As a final year veterinary student it can be tempting to accept the first job offer you receive. Being able to answer the question “where are you going to work?” feels priceless, however it is worth taking the time to consider some other aspects in your search.
1. What kind of life do you want outside of work?
What is important to you? Do you like to see family every week? Can’t miss a pottery class? Search for jobs in an area where you can tick some of these boxes. The first year of any career is going to involve a myriad of challenges and it is important for your mental and physical health to have activities outside of work to switch off.
It is tempting to “concentrate on work” for the first six months thinking you need time to adapt to your new tasks however it is amazing how energising an activity away from veterinary medicine can be, especially when it gives you something to look forward to after a long week.
2. What is your ideal first job profile?
Take five minutes to jot this down and be realistic. Things to think about include:
- Which animals do you want to work with and not work with?
- How many hours are you willing to work per week, making sure you still have time for yourself.
- Will you be paid by hour or by salary?
- What is the level of support? Specifically, will there always be at least one other vet in the clinic in the first six months?
- Are your colleagues more than five years out? A large proportion of new or recent graduates should ring alarm bells.
- If there are out of hours, from when and until when will you be attached to a mobile? And who is going to come down to the clinic if you run into trouble? An inability to guarantee a veterinarian as backup is a red flag.
3. Do some “clinical” research
Leverage your contacts and get a recommendation from at least one reliable source who knows the clinic personally. I received my first job offer interstate and when I dug a little deeper no-one in my network, at my veterinary school or the school interstate, had heard of the clinic. I was optimistic and keen for a challenge and have since, very unfortunately, learnt to be cautious.
To a certain extent, making a false start or ending up in an unsuitable clinic is a form of learning which makes you appreciate when you arrive in a good practice. However, after listening to stories from colleagues I think it is best to let you know, as the new up-and-comers, about the importance of identifying not only what you want for you career but what keeps you going outside of it.

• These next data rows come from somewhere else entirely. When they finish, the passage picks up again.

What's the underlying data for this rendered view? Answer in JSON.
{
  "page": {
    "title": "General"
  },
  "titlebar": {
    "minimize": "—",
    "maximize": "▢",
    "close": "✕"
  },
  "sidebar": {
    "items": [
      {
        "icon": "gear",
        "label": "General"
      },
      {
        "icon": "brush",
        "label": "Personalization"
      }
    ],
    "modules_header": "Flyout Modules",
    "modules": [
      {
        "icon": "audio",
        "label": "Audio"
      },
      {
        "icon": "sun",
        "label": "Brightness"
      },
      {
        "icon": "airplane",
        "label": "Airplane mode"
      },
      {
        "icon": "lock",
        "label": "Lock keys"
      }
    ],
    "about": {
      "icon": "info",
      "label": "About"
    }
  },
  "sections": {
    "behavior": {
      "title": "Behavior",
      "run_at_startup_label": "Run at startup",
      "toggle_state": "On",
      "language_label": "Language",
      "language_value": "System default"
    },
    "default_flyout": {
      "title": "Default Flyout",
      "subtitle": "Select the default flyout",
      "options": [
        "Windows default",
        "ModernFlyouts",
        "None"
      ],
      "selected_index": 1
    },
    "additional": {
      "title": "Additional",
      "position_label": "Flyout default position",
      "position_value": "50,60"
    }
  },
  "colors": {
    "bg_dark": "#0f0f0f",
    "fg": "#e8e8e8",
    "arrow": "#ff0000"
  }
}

Seek advice from as many recent graduates as you can before signing that contract (after sending it to the AVA to be checked first). Above all, search smart and it will pay dividends whilst you lay the foundations of your future veterinary career.
This article originally appeared in the June 2019 Australian Veterinary Journal.